At Hartwell Dentistry this week, we are discussing whether chewing gum is good or bad for you. We have seen some of our patient’s return again and again to have treatment due to the negative effects of chewing the wrong gum. So we thought we should share this with all of you.
Chewing gum is a great way to improve our saliva production. In the motion of chewing gum it activates our chewing muscles, which produces more saliva. Saliva plays an important role for our mouths in providing protection and lubrication to our tissues, dilutes and cleans away food, helps to neutralise acids that eating produces and maintains the durability of the enamel structure.
While chewing gum can be a great way to increase saliva and to aid in removing debris, it is important to use the right kind of gum.

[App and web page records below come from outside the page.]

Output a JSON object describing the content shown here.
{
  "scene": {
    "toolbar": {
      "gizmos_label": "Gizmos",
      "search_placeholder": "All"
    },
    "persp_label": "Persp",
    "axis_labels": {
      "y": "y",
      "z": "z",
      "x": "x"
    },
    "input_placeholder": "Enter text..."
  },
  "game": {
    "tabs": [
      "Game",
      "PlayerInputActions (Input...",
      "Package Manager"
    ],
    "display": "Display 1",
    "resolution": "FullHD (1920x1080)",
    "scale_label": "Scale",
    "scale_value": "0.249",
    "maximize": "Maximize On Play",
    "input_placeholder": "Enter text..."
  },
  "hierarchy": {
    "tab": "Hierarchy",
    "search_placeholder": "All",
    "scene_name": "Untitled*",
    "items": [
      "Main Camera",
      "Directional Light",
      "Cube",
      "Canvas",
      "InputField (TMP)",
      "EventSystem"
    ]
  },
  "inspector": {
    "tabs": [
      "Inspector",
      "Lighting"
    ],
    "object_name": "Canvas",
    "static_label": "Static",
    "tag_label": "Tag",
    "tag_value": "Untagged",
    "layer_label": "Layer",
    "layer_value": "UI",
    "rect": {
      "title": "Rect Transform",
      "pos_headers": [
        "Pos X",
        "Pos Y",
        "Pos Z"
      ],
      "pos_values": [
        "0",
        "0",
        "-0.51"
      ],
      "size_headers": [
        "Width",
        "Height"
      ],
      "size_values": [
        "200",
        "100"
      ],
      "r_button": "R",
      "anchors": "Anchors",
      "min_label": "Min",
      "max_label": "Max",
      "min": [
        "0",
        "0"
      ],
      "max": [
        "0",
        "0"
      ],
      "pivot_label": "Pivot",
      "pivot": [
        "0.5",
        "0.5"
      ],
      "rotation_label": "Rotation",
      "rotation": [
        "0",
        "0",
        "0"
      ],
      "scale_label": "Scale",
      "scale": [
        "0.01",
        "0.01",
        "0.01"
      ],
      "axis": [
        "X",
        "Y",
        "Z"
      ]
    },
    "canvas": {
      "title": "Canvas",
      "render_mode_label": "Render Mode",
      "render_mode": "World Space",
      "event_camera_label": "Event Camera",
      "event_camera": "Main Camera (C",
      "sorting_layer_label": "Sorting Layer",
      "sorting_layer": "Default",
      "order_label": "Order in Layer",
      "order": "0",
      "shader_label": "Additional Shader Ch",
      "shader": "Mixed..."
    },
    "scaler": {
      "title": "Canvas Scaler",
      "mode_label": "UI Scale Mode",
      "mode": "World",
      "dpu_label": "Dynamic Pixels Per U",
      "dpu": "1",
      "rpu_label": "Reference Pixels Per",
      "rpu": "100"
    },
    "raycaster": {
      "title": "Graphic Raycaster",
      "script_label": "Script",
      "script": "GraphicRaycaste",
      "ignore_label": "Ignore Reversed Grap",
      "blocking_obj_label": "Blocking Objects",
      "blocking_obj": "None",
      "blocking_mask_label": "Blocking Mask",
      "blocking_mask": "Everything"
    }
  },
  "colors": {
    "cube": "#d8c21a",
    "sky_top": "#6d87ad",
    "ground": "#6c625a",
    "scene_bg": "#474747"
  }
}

Lots of gums contain sugar, and if you constantly expose your teeth to sugar the benefits from the increased saliva are lost. Constant sugar in our mouth drops the pH level making the environment more acidic, when this occurs it takes our saliva a longer time to neutralise the pH balance to its normal healthy state. The problem with the mouth being in an acidic state for longer period of time is, the enamel starts to demineralise (weaken) increasing the likelihood of getting decay.
At Hartwell Dentistry we have recently experienced a patient that chewed a gum frequently that contained sugar. This particular chewing gum has a high amount of sugar and the patient chewed several pieces a day, for long periods of time, therefore increasing sugar/acid exposure time. While looking visually in the patient’s mouth the teeth appeared healthy, until we took some radiographic images of between the teeth. Due to the sugar in the chewing gum and the frequency of sugar exposure, the patient ended up with numerous spots of decay between the teeth.
If you are going to chew gum, rules to stick by are;
- Always make sure it is sugar free (usually the “Extra” brand is the best – they will have a symbol of a tooth on the package to show sugar free)
- Be wary as some state they are sugar free, however the flavourings include acids, which can again cause the pH to drop. So steer clear of the flavours such as lemon/lime. Usually mint is the better option.
So next to you reach for a packet of gum, make sure it is the best option for your teeth. If you don’t, your $2 packet of gum may end in a very expensive trip to the dentist.